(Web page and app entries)
==============================

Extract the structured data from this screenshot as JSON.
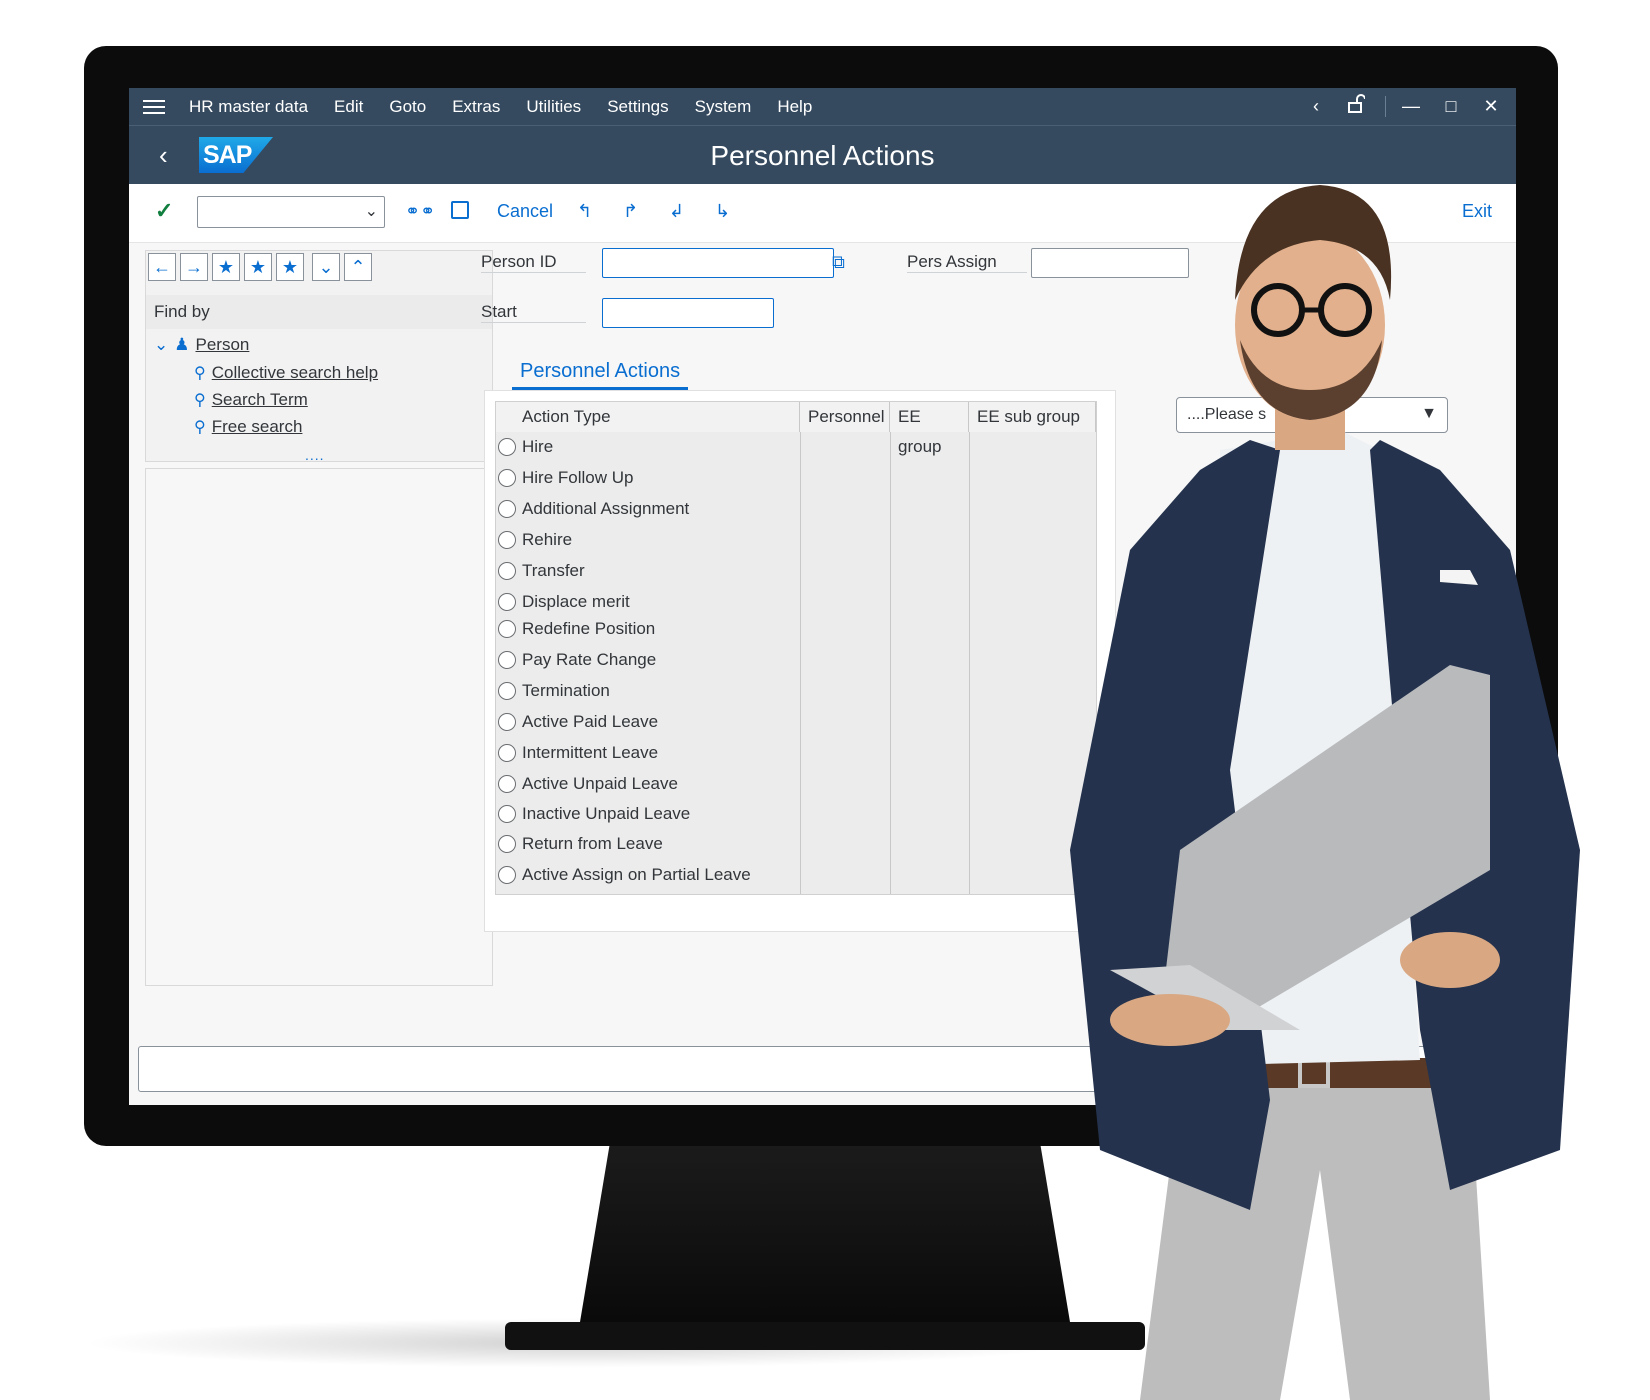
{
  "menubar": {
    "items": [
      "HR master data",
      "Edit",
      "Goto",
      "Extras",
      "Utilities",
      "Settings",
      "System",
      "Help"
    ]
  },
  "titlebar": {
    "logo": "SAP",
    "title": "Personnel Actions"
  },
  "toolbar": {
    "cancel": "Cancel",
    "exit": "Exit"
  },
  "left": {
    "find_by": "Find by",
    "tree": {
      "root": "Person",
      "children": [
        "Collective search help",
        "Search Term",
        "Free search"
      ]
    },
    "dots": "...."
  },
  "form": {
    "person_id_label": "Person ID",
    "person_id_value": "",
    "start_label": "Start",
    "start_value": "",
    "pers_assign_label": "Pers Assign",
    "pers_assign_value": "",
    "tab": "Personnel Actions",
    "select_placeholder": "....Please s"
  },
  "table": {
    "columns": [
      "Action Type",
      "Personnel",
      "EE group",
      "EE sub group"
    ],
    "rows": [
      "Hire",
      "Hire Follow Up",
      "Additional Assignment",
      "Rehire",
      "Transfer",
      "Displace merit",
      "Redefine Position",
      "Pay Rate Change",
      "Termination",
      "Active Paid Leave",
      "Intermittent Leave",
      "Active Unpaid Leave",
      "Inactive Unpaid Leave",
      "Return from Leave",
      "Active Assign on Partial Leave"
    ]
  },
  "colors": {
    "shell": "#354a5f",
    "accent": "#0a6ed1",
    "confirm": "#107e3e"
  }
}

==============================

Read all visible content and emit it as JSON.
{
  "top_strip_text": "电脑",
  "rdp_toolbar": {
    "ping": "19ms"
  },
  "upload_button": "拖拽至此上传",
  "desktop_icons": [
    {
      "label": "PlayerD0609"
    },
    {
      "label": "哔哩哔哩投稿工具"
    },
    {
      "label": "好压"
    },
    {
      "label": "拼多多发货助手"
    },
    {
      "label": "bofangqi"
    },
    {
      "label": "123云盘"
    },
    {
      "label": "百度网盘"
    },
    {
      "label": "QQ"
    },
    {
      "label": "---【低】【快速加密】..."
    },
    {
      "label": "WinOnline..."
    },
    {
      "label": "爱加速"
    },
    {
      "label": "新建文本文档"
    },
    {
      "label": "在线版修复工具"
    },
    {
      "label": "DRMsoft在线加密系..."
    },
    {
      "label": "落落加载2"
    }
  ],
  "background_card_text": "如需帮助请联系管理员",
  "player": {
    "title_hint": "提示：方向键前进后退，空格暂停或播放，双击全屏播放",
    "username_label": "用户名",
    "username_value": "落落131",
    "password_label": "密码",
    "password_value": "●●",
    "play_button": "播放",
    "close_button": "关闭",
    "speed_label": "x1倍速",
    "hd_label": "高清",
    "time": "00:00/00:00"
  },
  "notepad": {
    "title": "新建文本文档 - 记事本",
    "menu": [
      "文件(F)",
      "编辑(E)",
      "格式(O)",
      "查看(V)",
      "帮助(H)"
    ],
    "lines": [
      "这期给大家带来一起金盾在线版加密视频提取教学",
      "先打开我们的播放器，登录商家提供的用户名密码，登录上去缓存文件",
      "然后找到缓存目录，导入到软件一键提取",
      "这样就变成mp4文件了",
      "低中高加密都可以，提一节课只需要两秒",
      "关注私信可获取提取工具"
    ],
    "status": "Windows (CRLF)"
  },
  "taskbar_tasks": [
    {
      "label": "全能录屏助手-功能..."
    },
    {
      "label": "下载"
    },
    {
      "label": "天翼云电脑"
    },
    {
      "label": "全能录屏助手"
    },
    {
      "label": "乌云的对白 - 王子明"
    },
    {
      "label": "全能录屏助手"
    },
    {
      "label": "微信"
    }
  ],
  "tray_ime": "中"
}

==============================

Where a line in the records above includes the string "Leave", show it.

      "Active Paid Leave",
      "Intermittent Leave",
      "Active Unpaid Leave",
      "Inactive Unpaid Leave",
      "Return from Leave",
      "Active Assign on Partial Leave"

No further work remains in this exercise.